LAHORE: As I watched trailers for new Lollywood films that released on Eid, I found myself utterly disappointed. As ever before, it has become increasingly difficult to differentiate between Indian and Pakistani cinema. This isn’t necessarily an impasse, however, it is disconcerting and vexing. What makes us characteristically Pakistani? This somehow gets lost in translation.
I find it hard to believe that Pakistani filmmakers have become so bromidic and uninspired. The films that our industry is churning out are clichés. Our stories are hackneyed. Sadly, many of our movies do not even offer lessons or themes anymore. I truly believe that a film should teach us something and allow introspection and retrospection. A film should open new worlds, new dimensions and arenas for thought and imagination to flourish. But most of all, a film created in our context needs to retain an aura of identification for the viewers, whereby they recognise and relate to elements of their own lives as seen on the screen.

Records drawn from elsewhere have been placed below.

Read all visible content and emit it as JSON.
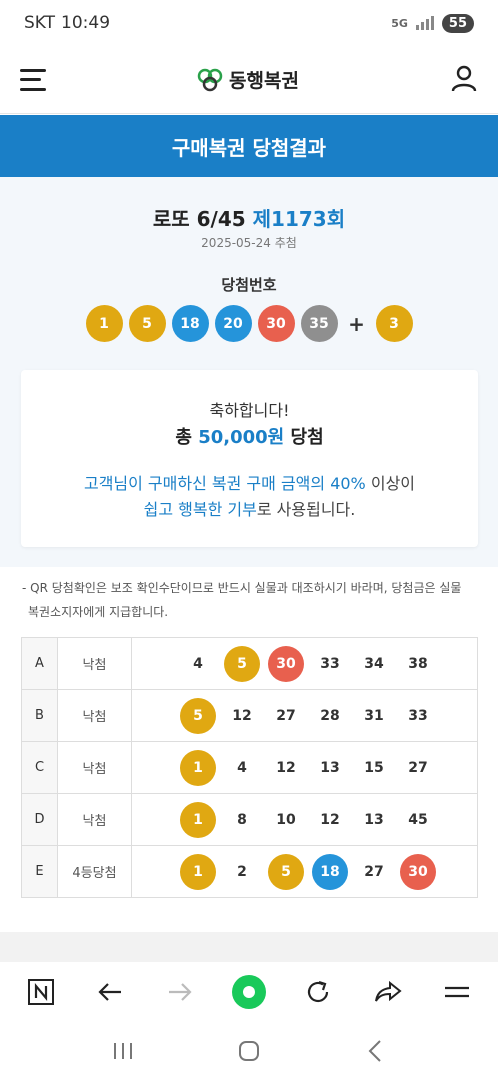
{
  "status_bar": {
    "carrier": "SKT",
    "time": "10:49",
    "network": "5G",
    "battery": "55"
  },
  "header": {
    "brand": "동행복권"
  },
  "banner": {
    "title": "구매복권 당첨결과"
  },
  "draw": {
    "game": "로또 6/45",
    "round": "제1173회",
    "date": "2025-05-24 추첨",
    "winning_label": "당첨번호",
    "numbers": [
      {
        "value": "1",
        "color": "#e0a812"
      },
      {
        "value": "5",
        "color": "#e0a812"
      },
      {
        "value": "18",
        "color": "#2594da"
      },
      {
        "value": "20",
        "color": "#2594da"
      },
      {
        "value": "30",
        "color": "#e8604e"
      },
      {
        "value": "35",
        "color": "#8f8f8f"
      }
    ],
    "plus": "+",
    "bonus": {
      "value": "3",
      "color": "#e0a812"
    }
  },
  "result_card": {
    "congrats": "축하합니다!",
    "total_prefix": "총",
    "total_amount": "50,000원",
    "total_suffix": "당첨",
    "donation_line1_a": "고객님이 구매하신 복권 구매 금액의 40%",
    "donation_line1_b": " 이상이",
    "donation_line2_a": "쉽고 행복한 기부",
    "donation_line2_b": "로 사용됩니다."
  },
  "notice": {
    "line1": "- QR 당첨확인은 보조 확인수단이므로 반드시 실물과 대조하시기 바라며, 당첨금은 실물",
    "line2": "복권소지자에게 지급합니다."
  },
  "ticket_lines": [
    {
      "line": "A",
      "result": "낙첨",
      "numbers": [
        {
          "v": "4",
          "ball": false
        },
        {
          "v": "5",
          "ball": true,
          "color": "#e0a812"
        },
        {
          "v": "30",
          "ball": true,
          "color": "#e8604e"
        },
        {
          "v": "33",
          "ball": false
        },
        {
          "v": "34",
          "ball": false
        },
        {
          "v": "38",
          "ball": false
        }
      ]
    },
    {
      "line": "B",
      "result": "낙첨",
      "numbers": [
        {
          "v": "5",
          "ball": true,
          "color": "#e0a812"
        },
        {
          "v": "12",
          "ball": false
        },
        {
          "v": "27",
          "ball": false
        },
        {
          "v": "28",
          "ball": false
        },
        {
          "v": "31",
          "ball": false
        },
        {
          "v": "33",
          "ball": false
        }
      ]
    },
    {
      "line": "C",
      "result": "낙첨",
      "numbers": [
        {
          "v": "1",
          "ball": true,
          "color": "#e0a812"
        },
        {
          "v": "4",
          "ball": false
        },
        {
          "v": "12",
          "ball": false
        },
        {
          "v": "13",
          "ball": false
        },
        {
          "v": "15",
          "ball": false
        },
        {
          "v": "27",
          "ball": false
        }
      ]
    },
    {
      "line": "D",
      "result": "낙첨",
      "numbers": [
        {
          "v": "1",
          "ball": true,
          "color": "#e0a812"
        },
        {
          "v": "8",
          "ball": false
        },
        {
          "v": "10",
          "ball": false
        },
        {
          "v": "12",
          "ball": false
        },
        {
          "v": "13",
          "ball": false
        },
        {
          "v": "45",
          "ball": false
        }
      ]
    },
    {
      "line": "E",
      "result": "4등당첨",
      "numbers": [
        {
          "v": "1",
          "ball": true,
          "color": "#e0a812"
        },
        {
          "v": "2",
          "ball": false
        },
        {
          "v": "5",
          "ball": true,
          "color": "#e0a812"
        },
        {
          "v": "18",
          "ball": true,
          "color": "#2594da"
        },
        {
          "v": "27",
          "ball": false
        },
        {
          "v": "30",
          "ball": true,
          "color": "#e8604e"
        }
      ]
    }
  ],
  "browser_nav": {
    "icons": [
      "naver-n-icon",
      "back-arrow-icon",
      "forward-arrow-icon",
      "home-green-icon",
      "refresh-icon",
      "share-icon",
      "menu-icon"
    ]
  },
  "system_nav": {
    "icons": [
      "recent-apps-icon",
      "home-icon",
      "back-icon"
    ]
  }
}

A few days ago I watched Lion (2016), a true cinematic masterpiece, and I spent the latter half of the movie crying uncontrollably. The acting was brilliant, but even more than that—there was magic to the filmmaking that moved me to tears. It made me wish that Pakistani film was capable of provoking some semblance of emotion from its audience. I yearned for a Pakistani film that could make me cry, laugh or even sigh.

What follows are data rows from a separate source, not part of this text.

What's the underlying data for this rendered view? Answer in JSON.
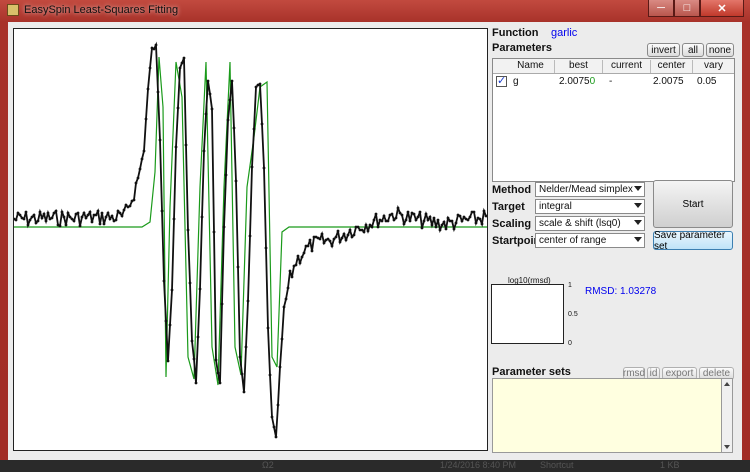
{
  "window": {
    "title": "EasySpin Least-Squares Fitting",
    "min_label": "─",
    "max_label": "□",
    "close_label": "✕"
  },
  "function": {
    "label": "Function",
    "value": "garlic"
  },
  "parameters": {
    "label": "Parameters",
    "buttons": {
      "invert": "invert",
      "all": "all",
      "none": "none"
    },
    "columns": [
      "Name",
      "best",
      "current",
      "center",
      "vary"
    ],
    "rows": [
      {
        "checked": true,
        "name": "g",
        "best": "2.00750",
        "current": "-",
        "center": "2.0075",
        "vary": "0.05"
      }
    ]
  },
  "method": {
    "label": "Method",
    "value": "Nelder/Mead simplex"
  },
  "target": {
    "label": "Target",
    "value": "integral"
  },
  "scaling": {
    "label": "Scaling",
    "value": "scale & shift (lsq0)"
  },
  "startpoint": {
    "label": "Startpoint",
    "value": "center of range"
  },
  "actions": {
    "start": "Start",
    "save": "Save parameter set"
  },
  "rmsd_plot": {
    "title": "log10(rmsd)",
    "ticks": [
      "1",
      "0.5",
      "0"
    ]
  },
  "rmsd": {
    "text": "RMSD: 1.03278"
  },
  "parameter_sets": {
    "label": "Parameter sets",
    "buttons": {
      "rmsd": "rmsd",
      "id": "id",
      "export": "export",
      "delete": "delete"
    }
  },
  "taskbar": {
    "items": [
      "Ω2",
      "1/24/2016 8:40 PM",
      "Shortcut",
      "1 KB"
    ]
  },
  "colors": {
    "experimental": "#111111",
    "simulated": "#1a9a1a",
    "fn_value": "#0000ee"
  }
}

I know that we are in the midst of a local “cinema revival”, but all I hope for is that the said renaissance may be steered in a more memorable direction. After all, the purpose of art, to some degree, is immortality. There is no point in coming out with a bunch of forgettable films.
Published in The Express Tribune, July 4th, 2017.